*Data to examine:*
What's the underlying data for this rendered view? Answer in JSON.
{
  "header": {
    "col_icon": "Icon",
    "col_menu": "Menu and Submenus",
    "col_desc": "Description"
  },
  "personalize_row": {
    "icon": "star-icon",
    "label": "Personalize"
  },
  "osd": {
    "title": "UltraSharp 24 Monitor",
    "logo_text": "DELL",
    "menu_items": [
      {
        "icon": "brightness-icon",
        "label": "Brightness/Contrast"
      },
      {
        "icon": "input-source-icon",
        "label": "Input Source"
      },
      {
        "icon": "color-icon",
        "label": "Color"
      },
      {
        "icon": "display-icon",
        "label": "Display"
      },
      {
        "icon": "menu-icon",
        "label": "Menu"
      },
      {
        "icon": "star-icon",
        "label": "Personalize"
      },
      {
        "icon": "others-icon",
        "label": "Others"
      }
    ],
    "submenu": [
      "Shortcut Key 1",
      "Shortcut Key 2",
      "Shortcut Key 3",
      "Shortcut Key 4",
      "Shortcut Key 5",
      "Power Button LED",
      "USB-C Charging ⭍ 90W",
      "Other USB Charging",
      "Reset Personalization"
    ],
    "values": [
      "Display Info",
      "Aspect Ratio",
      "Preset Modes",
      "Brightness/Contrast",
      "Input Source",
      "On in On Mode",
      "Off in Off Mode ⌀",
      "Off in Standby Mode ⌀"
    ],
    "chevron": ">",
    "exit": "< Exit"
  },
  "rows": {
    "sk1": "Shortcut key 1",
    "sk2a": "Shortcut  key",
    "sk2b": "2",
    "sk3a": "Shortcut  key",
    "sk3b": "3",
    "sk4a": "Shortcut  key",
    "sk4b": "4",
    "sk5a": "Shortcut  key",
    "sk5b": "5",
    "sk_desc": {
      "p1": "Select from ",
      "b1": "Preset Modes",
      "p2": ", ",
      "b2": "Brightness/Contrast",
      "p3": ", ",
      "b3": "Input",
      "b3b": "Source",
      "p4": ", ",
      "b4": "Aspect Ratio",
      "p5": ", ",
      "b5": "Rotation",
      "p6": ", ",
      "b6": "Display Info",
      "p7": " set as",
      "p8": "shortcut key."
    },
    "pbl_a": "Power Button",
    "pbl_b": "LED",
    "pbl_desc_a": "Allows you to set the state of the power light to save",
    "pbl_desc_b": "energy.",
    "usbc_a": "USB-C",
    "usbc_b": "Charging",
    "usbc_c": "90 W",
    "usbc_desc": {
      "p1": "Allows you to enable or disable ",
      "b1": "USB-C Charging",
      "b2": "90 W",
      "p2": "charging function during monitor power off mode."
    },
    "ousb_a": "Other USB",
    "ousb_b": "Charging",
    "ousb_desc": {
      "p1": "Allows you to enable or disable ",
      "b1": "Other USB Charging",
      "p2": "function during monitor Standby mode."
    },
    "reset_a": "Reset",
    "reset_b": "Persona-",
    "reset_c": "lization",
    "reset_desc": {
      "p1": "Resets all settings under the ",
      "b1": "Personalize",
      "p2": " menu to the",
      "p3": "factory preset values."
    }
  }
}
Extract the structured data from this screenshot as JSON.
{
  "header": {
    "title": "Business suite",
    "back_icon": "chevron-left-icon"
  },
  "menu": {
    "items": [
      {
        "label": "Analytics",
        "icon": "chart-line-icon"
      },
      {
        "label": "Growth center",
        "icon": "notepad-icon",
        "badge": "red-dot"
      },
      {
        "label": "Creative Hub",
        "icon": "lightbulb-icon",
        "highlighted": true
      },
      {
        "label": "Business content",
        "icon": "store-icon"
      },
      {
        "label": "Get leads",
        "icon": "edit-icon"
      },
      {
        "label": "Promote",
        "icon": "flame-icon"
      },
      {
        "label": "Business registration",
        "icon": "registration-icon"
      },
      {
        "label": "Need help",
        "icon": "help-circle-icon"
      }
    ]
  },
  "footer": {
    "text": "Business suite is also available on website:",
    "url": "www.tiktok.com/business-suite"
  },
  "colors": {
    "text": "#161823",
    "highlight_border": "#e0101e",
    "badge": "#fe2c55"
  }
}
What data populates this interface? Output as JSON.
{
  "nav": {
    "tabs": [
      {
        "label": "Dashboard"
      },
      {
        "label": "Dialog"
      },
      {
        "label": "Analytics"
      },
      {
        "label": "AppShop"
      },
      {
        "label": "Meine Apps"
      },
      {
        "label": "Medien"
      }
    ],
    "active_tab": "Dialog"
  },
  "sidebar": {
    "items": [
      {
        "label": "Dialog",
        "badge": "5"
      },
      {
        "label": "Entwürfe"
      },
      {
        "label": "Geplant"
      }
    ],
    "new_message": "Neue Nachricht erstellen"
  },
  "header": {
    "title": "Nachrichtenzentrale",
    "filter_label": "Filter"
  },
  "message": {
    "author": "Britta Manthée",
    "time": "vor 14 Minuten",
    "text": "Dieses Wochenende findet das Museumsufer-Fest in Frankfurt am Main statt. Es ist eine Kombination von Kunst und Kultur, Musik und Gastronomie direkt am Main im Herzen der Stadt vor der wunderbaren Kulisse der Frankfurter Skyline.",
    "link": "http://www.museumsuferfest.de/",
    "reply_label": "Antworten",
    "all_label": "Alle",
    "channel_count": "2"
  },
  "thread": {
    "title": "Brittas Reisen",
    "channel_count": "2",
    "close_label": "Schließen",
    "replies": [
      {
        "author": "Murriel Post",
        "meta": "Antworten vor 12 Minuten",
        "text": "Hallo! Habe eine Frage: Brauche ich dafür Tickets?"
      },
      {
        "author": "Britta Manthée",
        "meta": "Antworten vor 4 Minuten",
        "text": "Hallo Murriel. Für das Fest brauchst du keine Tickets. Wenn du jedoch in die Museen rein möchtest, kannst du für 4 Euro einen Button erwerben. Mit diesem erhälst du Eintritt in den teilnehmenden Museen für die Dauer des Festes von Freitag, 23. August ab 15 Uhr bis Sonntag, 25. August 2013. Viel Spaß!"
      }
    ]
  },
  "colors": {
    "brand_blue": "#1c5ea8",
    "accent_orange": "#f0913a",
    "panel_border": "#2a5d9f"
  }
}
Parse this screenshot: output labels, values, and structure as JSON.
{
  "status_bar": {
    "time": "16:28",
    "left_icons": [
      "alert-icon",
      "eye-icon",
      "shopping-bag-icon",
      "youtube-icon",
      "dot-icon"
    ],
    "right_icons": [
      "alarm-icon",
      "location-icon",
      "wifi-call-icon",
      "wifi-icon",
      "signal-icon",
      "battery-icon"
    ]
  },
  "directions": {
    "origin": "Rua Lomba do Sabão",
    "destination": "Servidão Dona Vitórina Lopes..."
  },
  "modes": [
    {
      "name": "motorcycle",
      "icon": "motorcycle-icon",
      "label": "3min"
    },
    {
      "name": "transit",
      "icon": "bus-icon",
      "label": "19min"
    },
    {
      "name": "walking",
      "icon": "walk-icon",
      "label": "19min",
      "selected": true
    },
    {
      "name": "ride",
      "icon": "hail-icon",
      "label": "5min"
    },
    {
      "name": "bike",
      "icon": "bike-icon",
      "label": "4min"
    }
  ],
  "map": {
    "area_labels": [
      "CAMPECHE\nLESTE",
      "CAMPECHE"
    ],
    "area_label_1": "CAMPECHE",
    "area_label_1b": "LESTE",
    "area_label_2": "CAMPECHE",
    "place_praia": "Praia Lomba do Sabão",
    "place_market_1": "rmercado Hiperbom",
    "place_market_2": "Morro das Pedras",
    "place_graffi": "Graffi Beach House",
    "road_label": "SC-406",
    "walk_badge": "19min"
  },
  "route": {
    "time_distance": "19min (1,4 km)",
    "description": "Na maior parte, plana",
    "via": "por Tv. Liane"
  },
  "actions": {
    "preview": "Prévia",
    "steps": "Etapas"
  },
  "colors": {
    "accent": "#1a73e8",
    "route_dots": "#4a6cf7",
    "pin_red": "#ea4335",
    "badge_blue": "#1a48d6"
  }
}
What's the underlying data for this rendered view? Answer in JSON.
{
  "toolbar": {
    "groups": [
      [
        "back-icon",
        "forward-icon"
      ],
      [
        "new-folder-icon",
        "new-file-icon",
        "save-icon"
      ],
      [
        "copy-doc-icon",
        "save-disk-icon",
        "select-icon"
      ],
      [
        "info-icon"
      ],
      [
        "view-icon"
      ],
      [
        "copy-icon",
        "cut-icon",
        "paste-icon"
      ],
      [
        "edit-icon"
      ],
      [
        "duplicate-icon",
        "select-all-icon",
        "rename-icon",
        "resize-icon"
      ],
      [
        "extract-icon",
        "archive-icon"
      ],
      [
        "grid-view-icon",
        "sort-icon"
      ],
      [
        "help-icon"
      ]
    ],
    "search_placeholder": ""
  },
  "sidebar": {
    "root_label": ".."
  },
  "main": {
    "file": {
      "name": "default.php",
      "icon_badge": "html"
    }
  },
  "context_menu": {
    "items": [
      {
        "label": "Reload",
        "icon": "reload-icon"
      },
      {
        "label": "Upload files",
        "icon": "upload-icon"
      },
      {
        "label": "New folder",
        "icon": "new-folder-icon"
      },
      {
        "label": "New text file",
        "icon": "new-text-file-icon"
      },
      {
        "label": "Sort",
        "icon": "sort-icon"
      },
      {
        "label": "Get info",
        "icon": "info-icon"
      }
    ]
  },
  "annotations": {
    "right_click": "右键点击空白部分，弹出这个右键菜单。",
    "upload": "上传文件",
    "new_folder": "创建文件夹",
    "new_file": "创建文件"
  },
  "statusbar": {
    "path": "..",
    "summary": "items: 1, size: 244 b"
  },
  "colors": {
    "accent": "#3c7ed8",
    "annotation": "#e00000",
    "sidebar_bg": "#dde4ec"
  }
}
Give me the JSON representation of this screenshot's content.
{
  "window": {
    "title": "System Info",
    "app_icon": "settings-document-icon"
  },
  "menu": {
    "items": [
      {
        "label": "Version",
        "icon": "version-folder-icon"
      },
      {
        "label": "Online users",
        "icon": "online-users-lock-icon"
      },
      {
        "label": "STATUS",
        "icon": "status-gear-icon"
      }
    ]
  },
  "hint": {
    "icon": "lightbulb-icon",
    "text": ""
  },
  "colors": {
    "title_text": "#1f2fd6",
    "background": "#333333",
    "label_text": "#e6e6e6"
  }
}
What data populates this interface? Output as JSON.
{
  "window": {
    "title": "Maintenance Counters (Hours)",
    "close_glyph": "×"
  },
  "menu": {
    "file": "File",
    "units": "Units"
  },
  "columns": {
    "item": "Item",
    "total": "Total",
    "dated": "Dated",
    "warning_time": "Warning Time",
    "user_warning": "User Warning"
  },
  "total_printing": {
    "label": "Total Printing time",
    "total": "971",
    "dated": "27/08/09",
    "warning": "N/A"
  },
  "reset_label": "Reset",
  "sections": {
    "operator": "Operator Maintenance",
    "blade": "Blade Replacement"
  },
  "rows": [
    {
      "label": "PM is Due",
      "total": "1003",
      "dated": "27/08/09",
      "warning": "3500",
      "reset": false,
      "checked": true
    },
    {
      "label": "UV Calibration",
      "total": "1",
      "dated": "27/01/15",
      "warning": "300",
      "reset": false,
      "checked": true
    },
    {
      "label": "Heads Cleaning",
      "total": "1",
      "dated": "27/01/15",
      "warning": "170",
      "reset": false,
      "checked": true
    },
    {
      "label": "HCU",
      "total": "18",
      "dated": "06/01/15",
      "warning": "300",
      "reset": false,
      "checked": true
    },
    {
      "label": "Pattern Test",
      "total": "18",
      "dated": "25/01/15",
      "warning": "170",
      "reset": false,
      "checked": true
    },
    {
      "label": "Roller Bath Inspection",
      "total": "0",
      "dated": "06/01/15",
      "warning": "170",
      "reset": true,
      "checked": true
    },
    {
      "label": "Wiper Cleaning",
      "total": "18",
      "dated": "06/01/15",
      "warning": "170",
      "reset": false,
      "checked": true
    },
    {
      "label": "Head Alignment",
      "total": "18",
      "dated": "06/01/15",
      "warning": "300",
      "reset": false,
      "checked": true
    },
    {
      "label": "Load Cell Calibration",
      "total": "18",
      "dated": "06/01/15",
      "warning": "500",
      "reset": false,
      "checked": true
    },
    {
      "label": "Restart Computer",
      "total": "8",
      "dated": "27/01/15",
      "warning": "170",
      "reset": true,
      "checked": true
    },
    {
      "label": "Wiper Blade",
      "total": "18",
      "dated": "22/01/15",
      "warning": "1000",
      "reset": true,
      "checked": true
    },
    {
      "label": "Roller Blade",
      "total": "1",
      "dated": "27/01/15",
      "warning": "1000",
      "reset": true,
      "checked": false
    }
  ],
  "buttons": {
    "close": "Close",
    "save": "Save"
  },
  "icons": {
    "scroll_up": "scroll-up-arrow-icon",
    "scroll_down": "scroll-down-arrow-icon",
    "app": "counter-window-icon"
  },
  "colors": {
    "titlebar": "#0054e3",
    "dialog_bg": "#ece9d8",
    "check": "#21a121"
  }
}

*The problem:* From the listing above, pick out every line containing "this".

*Completed exercise:*
What's the underlying data for this rendered view? Answer in JSON.
Extract the structured data from this screenshot as JSON.
What data populates this interface? Output as JSON.
Parse this screenshot: output labels, values, and structure as JSON.
What's the underlying data for this rendered view? Answer in JSON.
Give me the JSON representation of this screenshot's content.
What data populates this interface? Output as JSON.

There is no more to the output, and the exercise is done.